Needless to say, fans of Forman’s work will be flocking to buy this the day it releases. It needs no further endorsement from me or any other reviewer – the name of Gayle Forman is enough to ensure that it delivers and lives up to expectations. And yet, I was still surprised when I read this novel. While Mia and Allyson are both very different heroines, they do share subtle similarities in their lifestyle. Adam and Willem, however, are as different as can be and I love that I love these two distinct male narratives for different reasons. Despite both being darkly flawed beings, Adam and Willem find ways to cope with their lives and move on. And, best of all, I love that both these duologies are of a different nature. Where She Went is more sequel than companion novel, whereas Just One Year relies on the dates, time periods, and locations of Just One Day to be fully experienced at its raw potential. Perhaps best of all, though, Shakespeare remains the underlying inspiration, connecting together the books and giving rise to the tones they convey.

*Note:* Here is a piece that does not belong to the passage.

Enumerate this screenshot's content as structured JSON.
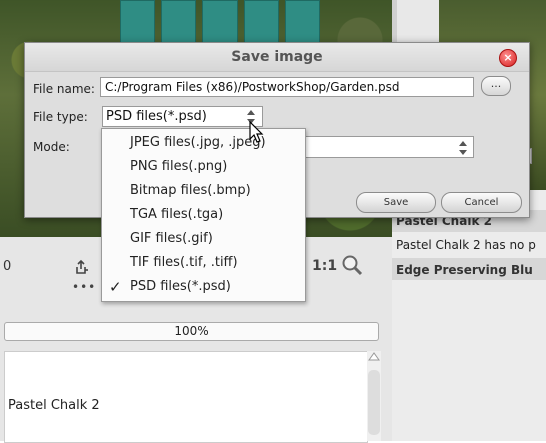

With the magic she has worked up, Forman has ensured one thing: you will close her novel stained.